**EXERCISE PROMPT:**
Every entry below is to be copied exactly, apart from any picture it holds.

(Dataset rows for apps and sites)

☆ ☆ ☆ ☆ ☆

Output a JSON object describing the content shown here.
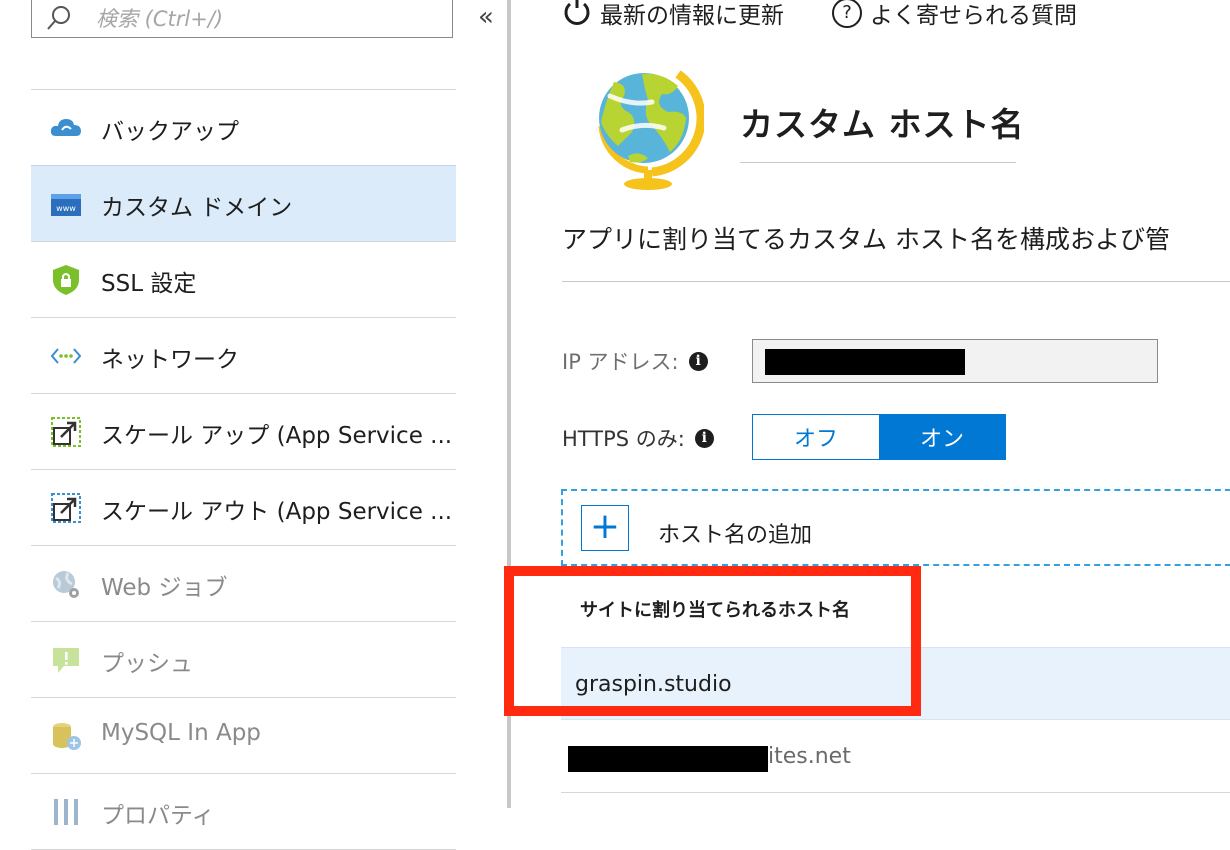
{
  "sidebar": {
    "search_placeholder": "検索 (Ctrl+/)",
    "collapse_glyph": "«",
    "items": [
      {
        "label": "バックアップ",
        "icon": "cloud-backup-icon"
      },
      {
        "label": "カスタム ドメイン",
        "icon": "www-icon",
        "selected": true
      },
      {
        "label": "SSL 設定",
        "icon": "shield-lock-icon"
      },
      {
        "label": "ネットワーク",
        "icon": "network-icon"
      },
      {
        "label": "スケール アップ (App Service ...",
        "icon": "scale-up-icon"
      },
      {
        "label": "スケール アウト (App Service ...",
        "icon": "scale-out-icon"
      },
      {
        "label": "Web ジョブ",
        "icon": "webjobs-icon",
        "disabled": true
      },
      {
        "label": "プッシュ",
        "icon": "push-icon",
        "disabled": true
      },
      {
        "label": "MySQL In App",
        "icon": "mysql-icon",
        "disabled": true
      },
      {
        "label": "プロパティ",
        "icon": "properties-icon",
        "disabled": true
      }
    ]
  },
  "toolbar": {
    "refresh_label": "最新の情報に更新",
    "faq_label": "よく寄せられる質問",
    "faq_glyph": "?"
  },
  "main": {
    "title": "カスタム ホスト名",
    "description": "アプリに割り当てるカスタム ホスト名を構成および管",
    "ip_label": "IP アドレス:",
    "https_label": "HTTPS のみ:",
    "info_glyph": "i",
    "toggle": {
      "off_label": "オフ",
      "on_label": "オン",
      "selected": "オン"
    },
    "add_host_glyph": "+",
    "add_host_label": "ホスト名の追加",
    "table_header": "サイトに割り当てられるホスト名",
    "rows": [
      {
        "hostname": "graspin.studio"
      },
      {
        "hostname_suffix": "ites.net"
      }
    ]
  },
  "colors": {
    "accent": "#0078d4",
    "selected_bg": "#dcebfa",
    "highlight_box": "#ff2a10"
  }
}
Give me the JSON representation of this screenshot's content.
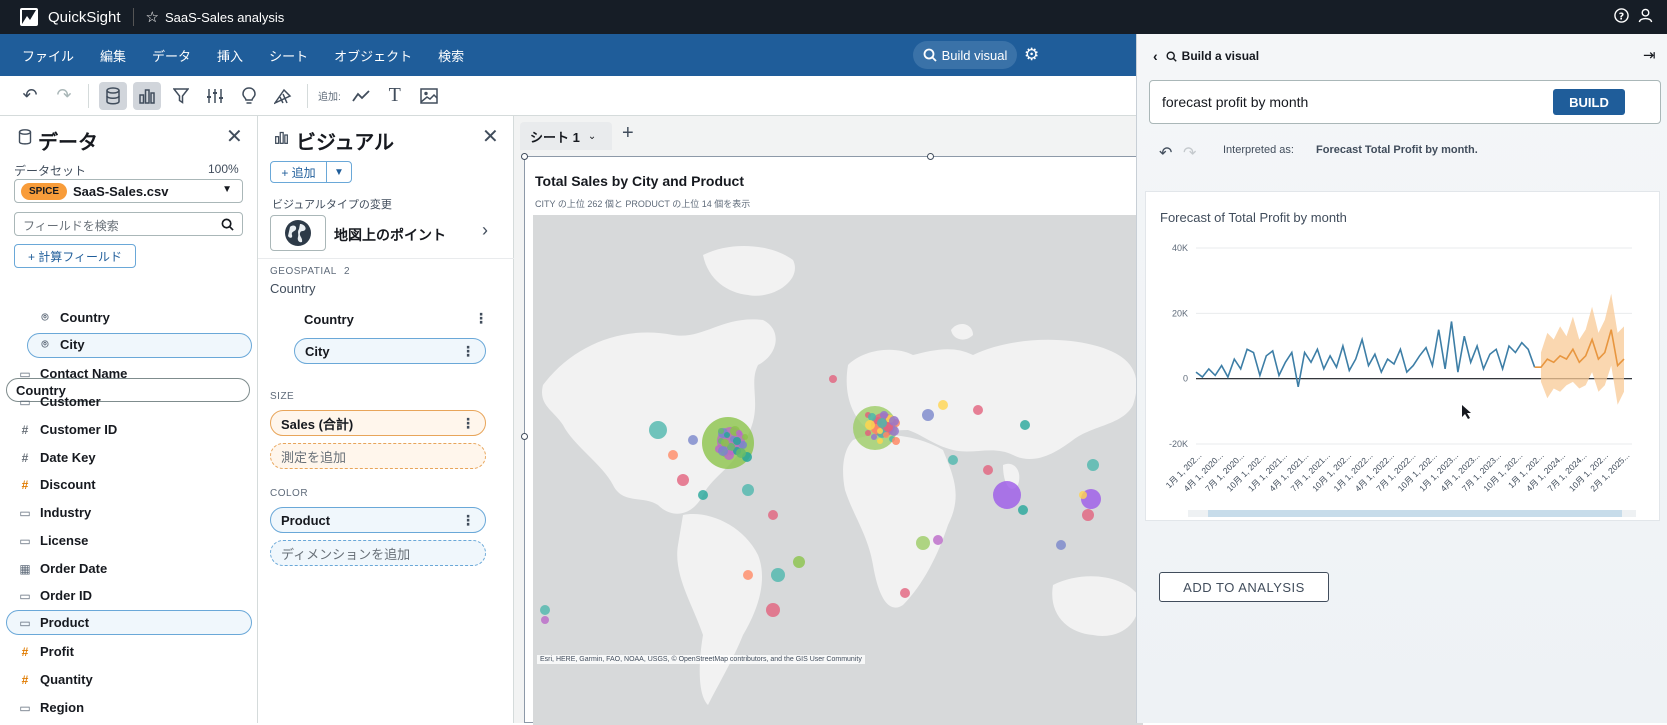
{
  "app": {
    "name": "QuickSight",
    "analysis_name": "SaaS-Sales analysis"
  },
  "menu": [
    "ファイル",
    "編集",
    "データ",
    "挿入",
    "シート",
    "オブジェクト",
    "検索"
  ],
  "build_visual_button": "Build visual",
  "toolbar": {
    "add_label": "追加:"
  },
  "data_panel": {
    "title": "データ",
    "dataset_label": "データセット",
    "dataset_percent": "100%",
    "spice_badge": "SPICE",
    "dataset_name": "SaaS-Sales.csv",
    "search_placeholder": "フィールドを検索",
    "calc_field_button": "+ 計算フィールド",
    "hierarchy": {
      "name": "Country",
      "children": [
        "Country",
        "City"
      ]
    },
    "fields": [
      {
        "name": "Contact Name",
        "icon": "dimension-icon"
      },
      {
        "name": "Customer",
        "icon": "dimension-icon"
      },
      {
        "name": "Customer ID",
        "icon": "number-icon"
      },
      {
        "name": "Date Key",
        "icon": "number-icon"
      },
      {
        "name": "Discount",
        "icon": "measure-icon"
      },
      {
        "name": "Industry",
        "icon": "dimension-icon"
      },
      {
        "name": "License",
        "icon": "dimension-icon"
      },
      {
        "name": "Order Date",
        "icon": "calendar-icon"
      },
      {
        "name": "Order ID",
        "icon": "dimension-icon"
      },
      {
        "name": "Product",
        "icon": "dimension-icon"
      },
      {
        "name": "Profit",
        "icon": "measure-icon"
      },
      {
        "name": "Quantity",
        "icon": "measure-icon"
      },
      {
        "name": "Region",
        "icon": "dimension-icon"
      }
    ]
  },
  "visual_panel": {
    "title": "ビジュアル",
    "add_button": "+ 追加",
    "change_type_label": "ビジュアルタイプの変更",
    "visual_type": "地図上のポイント",
    "geospatial_label": "GEOSPATIAL",
    "geospatial_count": "2",
    "geo_group": "Country",
    "geo_fields": [
      "Country",
      "City"
    ],
    "size_label": "SIZE",
    "size_field": "Sales (合計)",
    "size_add": "測定を追加",
    "color_label": "COLOR",
    "color_field": "Product",
    "color_add": "ディメンションを追加"
  },
  "sheet": {
    "tab": "シート 1"
  },
  "visual": {
    "title": "Total Sales by City and Product",
    "subtitle": "CITY の上位 262 個と PRODUCT の上位 14 個を表示",
    "attribution": "Esri, HERE, Garmin, FAO, NOAA, USGS, © OpenStreetMap contributors, and the GIS User Community"
  },
  "build_panel": {
    "back_label": "Build a visual",
    "query": "forecast profit by month",
    "build_button": "BUILD",
    "interpreted_prefix": "Interpreted as:",
    "interpreted_value": "Forecast Total Profit by month.",
    "add_button": "ADD TO ANALYSIS"
  },
  "chart_data": {
    "type": "line",
    "title": "Forecast of Total Profit by month",
    "y_ticks": [
      "40K",
      "20K",
      "0",
      "-20K"
    ],
    "ylim": [
      -20000,
      40000
    ],
    "x_tick_labels": [
      "1月 1, 202...",
      "4月 1, 2020...",
      "7月 1, 2020...",
      "10月 1, 202...",
      "1月 1, 2021...",
      "4月 1, 2021...",
      "7月 1, 2021...",
      "10月 1, 202...",
      "1月 1, 2022...",
      "4月 1, 2022...",
      "7月 1, 2022...",
      "10月 1, 202...",
      "1月 1, 2023...",
      "4月 1, 2023...",
      "7月 1, 2023...",
      "10月 1, 202...",
      "1月 1, 202...",
      "4月 1, 2024...",
      "7月 1, 2024...",
      "10月 1, 202...",
      "2月 1, 2025..."
    ],
    "actual": [
      2000,
      500,
      3000,
      1000,
      4000,
      500,
      6000,
      3000,
      9000,
      8000,
      1000,
      7000,
      8500,
      1000,
      5000,
      8000,
      -2500,
      8000,
      5000,
      9000,
      3000,
      7000,
      3500,
      10000,
      2500,
      6000,
      12000,
      4000,
      7500,
      2000,
      6000,
      4500,
      9000,
      2000,
      4000,
      7000,
      9500,
      4000,
      15000,
      3000,
      17500,
      2000,
      13000,
      5000,
      10000,
      3000,
      7500,
      9000,
      3000,
      10000,
      8000,
      11000,
      9000,
      3500
    ],
    "forecast": [
      3500,
      6000,
      5000,
      7000,
      6000,
      9000,
      5000,
      7000,
      12000,
      6000,
      8000,
      15000,
      4000,
      6000
    ],
    "forecast_upper": [
      8000,
      14000,
      12000,
      16000,
      13000,
      19000,
      12000,
      15000,
      22000,
      14000,
      18000,
      26000,
      14000,
      16000
    ],
    "forecast_lower": [
      -1000,
      -6000,
      -3000,
      -4000,
      -2000,
      -1000,
      -3000,
      -2000,
      2000,
      -4000,
      -2000,
      4000,
      -8000,
      -4000
    ],
    "colors": {
      "actual": "#3d7ea6",
      "forecast": "#f0a85a",
      "band": "#f8c995"
    }
  }
}
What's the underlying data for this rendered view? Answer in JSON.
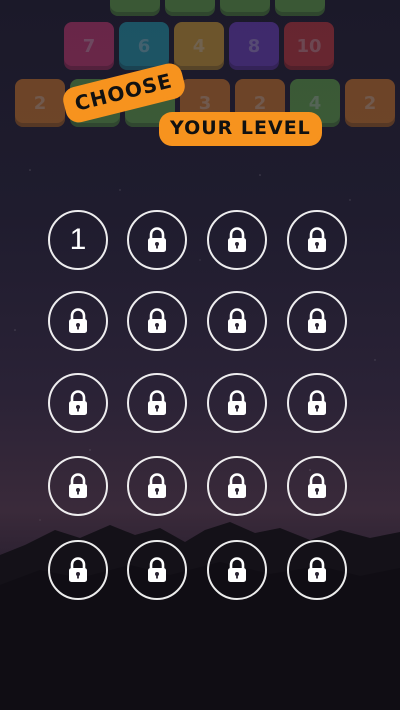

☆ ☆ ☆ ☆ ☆

**ANSWER TO THE EXERCISE:**
Output a JSON object describing the content shown here.
{
  "sidebar": {
    "search_placeholder": "検索 (Ctrl+/)",
    "collapse_glyph": "«",
    "items": [
      {
        "label": "バックアップ",
        "icon": "cloud-backup-icon"
      },
      {
        "label": "カスタム ドメイン",
        "icon": "www-icon",
        "selected": true
      },
      {
        "label": "SSL 設定",
        "icon": "shield-lock-icon"
      },
      {
        "label": "ネットワーク",
        "icon": "network-icon"
      },
      {
        "label": "スケール アップ (App Service ...",
        "icon": "scale-up-icon"
      },
      {
        "label": "スケール アウト (App Service ...",
        "icon": "scale-out-icon"
      },
      {
        "label": "Web ジョブ",
        "icon": "webjobs-icon",
        "disabled": true
      },
      {
        "label": "プッシュ",
        "icon": "push-icon",
        "disabled": true
      },
      {
        "label": "MySQL In App",
        "icon": "mysql-icon",
        "disabled": true
      },
      {
        "label": "プロパティ",
        "icon": "properties-icon",
        "disabled": true
      }
    ]
  },
  "toolbar": {
    "refresh_label": "最新の情報に更新",
    "faq_label": "よく寄せられる質問",
    "faq_glyph": "?"
  },
  "main": {
    "title": "カスタム ホスト名",
    "description": "アプリに割り当てるカスタム ホスト名を構成および管",
    "ip_label": "IP アドレス:",
    "https_label": "HTTPS のみ:",
    "info_glyph": "i",
    "toggle": {
      "off_label": "オフ",
      "on_label": "オン",
      "selected": "オン"
    },
    "add_host_glyph": "+",
    "add_host_label": "ホスト名の追加",
    "table_header": "サイトに割り当てられるホスト名",
    "rows": [
      {
        "hostname": "graspin.studio"
      },
      {
        "hostname_suffix": "ites.net"
      }
    ]
  },
  "colors": {
    "accent": "#0078d4",
    "selected_bg": "#dcebfa",
    "highlight_box": "#ff2a10"
  }
}
Give me the JSON representation of this screenshot's content.
{
  "app": {
    "name": "QuickSight",
    "analysis_name": "SaaS-Sales analysis"
  },
  "menu": [
    "ファイル",
    "編集",
    "データ",
    "挿入",
    "シート",
    "オブジェクト",
    "検索"
  ],
  "build_visual_button": "Build visual",
  "toolbar": {
    "add_label": "追加:"
  },
  "data_panel": {
    "title": "データ",
    "dataset_label": "データセット",
    "dataset_percent": "100%",
    "spice_badge": "SPICE",
    "dataset_name": "SaaS-Sales.csv",
    "search_placeholder": "フィールドを検索",
    "calc_field_button": "+ 計算フィールド",
    "hierarchy": {
      "name": "Country",
      "children": [
        "Country",
        "City"
      ]
    },
    "fields": [
      {
        "name": "Contact Name",
        "icon": "dimension-icon"
      },
      {
        "name": "Customer",
        "icon": "dimension-icon"
      },
      {
        "name": "Customer ID",
        "icon": "number-icon"
      },
      {
        "name": "Date Key",
        "icon": "number-icon"
      },
      {
        "name": "Discount",
        "icon": "measure-icon"
      },
      {
        "name": "Industry",
        "icon": "dimension-icon"
      },
      {
        "name": "License",
        "icon": "dimension-icon"
      },
      {
        "name": "Order Date",
        "icon": "calendar-icon"
      },
      {
        "name": "Order ID",
        "icon": "dimension-icon"
      },
      {
        "name": "Product",
        "icon": "dimension-icon"
      },
      {
        "name": "Profit",
        "icon": "measure-icon"
      },
      {
        "name": "Quantity",
        "icon": "measure-icon"
      },
      {
        "name": "Region",
        "icon": "dimension-icon"
      }
    ]
  },
  "visual_panel": {
    "title": "ビジュアル",
    "add_button": "+ 追加",
    "change_type_label": "ビジュアルタイプの変更",
    "visual_type": "地図上のポイント",
    "geospatial_label": "GEOSPATIAL",
    "geospatial_count": "2",
    "geo_group": "Country",
    "geo_fields": [
      "Country",
      "City"
    ],
    "size_label": "SIZE",
    "size_field": "Sales (合計)",
    "size_add": "測定を追加",
    "color_label": "COLOR",
    "color_field": "Product",
    "color_add": "ディメンションを追加"
  },
  "sheet": {
    "tab": "シート 1"
  },
  "visual": {
    "title": "Total Sales by City and Product",
    "subtitle": "CITY の上位 262 個と PRODUCT の上位 14 個を表示",
    "attribution": "Esri, HERE, Garmin, FAO, NOAA, USGS, © OpenStreetMap contributors, and the GIS User Community"
  },
  "build_panel": {
    "back_label": "Build a visual",
    "query": "forecast profit by month",
    "build_button": "BUILD",
    "interpreted_prefix": "Interpreted as:",
    "interpreted_value": "Forecast Total Profit by month.",
    "add_button": "ADD TO ANALYSIS"
  },
  "chart_data": {
    "type": "line",
    "title": "Forecast of Total Profit by month",
    "y_ticks": [
      "40K",
      "20K",
      "0",
      "-20K"
    ],
    "ylim": [
      -20000,
      40000
    ],
    "x_tick_labels": [
      "1月 1, 202...",
      "4月 1, 2020...",
      "7月 1, 2020...",
      "10月 1, 202...",
      "1月 1, 2021...",
      "4月 1, 2021...",
      "7月 1, 2021...",
      "10月 1, 202...",
      "1月 1, 2022...",
      "4月 1, 2022...",
      "7月 1, 2022...",
      "10月 1, 202...",
      "1月 1, 2023...",
      "4月 1, 2023...",
      "7月 1, 2023...",
      "10月 1, 202...",
      "1月 1, 202...",
      "4月 1, 2024...",
      "7月 1, 2024...",
      "10月 1, 202...",
      "2月 1, 2025..."
    ],
    "actual": [
      2000,
      500,
      3000,
      1000,
      4000,
      500,
      6000,
      3000,
      9000,
      8000,
      1000,
      7000,
      8500,
      1000,
      5000,
      8000,
      -2500,
      8000,
      5000,
      9000,
      3000,
      7000,
      3500,
      10000,
      2500,
      6000,
      12000,
      4000,
      7500,
      2000,
      6000,
      4500,
      9000,
      2000,
      4000,
      7000,
      9500,
      4000,
      15000,
      3000,
      17500,
      2000,
      13000,
      5000,
      10000,
      3000,
      7500,
      9000,
      3000,
      10000,
      8000,
      11000,
      9000,
      3500
    ],
    "forecast": [
      3500,
      6000,
      5000,
      7000,
      6000,
      9000,
      5000,
      7000,
      12000,
      6000,
      8000,
      15000,
      4000,
      6000
    ],
    "forecast_upper": [
      8000,
      14000,
      12000,
      16000,
      13000,
      19000,
      12000,
      15000,
      22000,
      14000,
      18000,
      26000,
      14000,
      16000
    ],
    "forecast_lower": [
      -1000,
      -6000,
      -3000,
      -4000,
      -2000,
      -1000,
      -3000,
      -2000,
      2000,
      -4000,
      -2000,
      4000,
      -8000,
      -4000
    ],
    "colors": {
      "actual": "#3d7ea6",
      "forecast": "#f0a85a",
      "band": "#f8c995"
    }
  }
}
What's the underlying data for this rendered view? Answer in JSON.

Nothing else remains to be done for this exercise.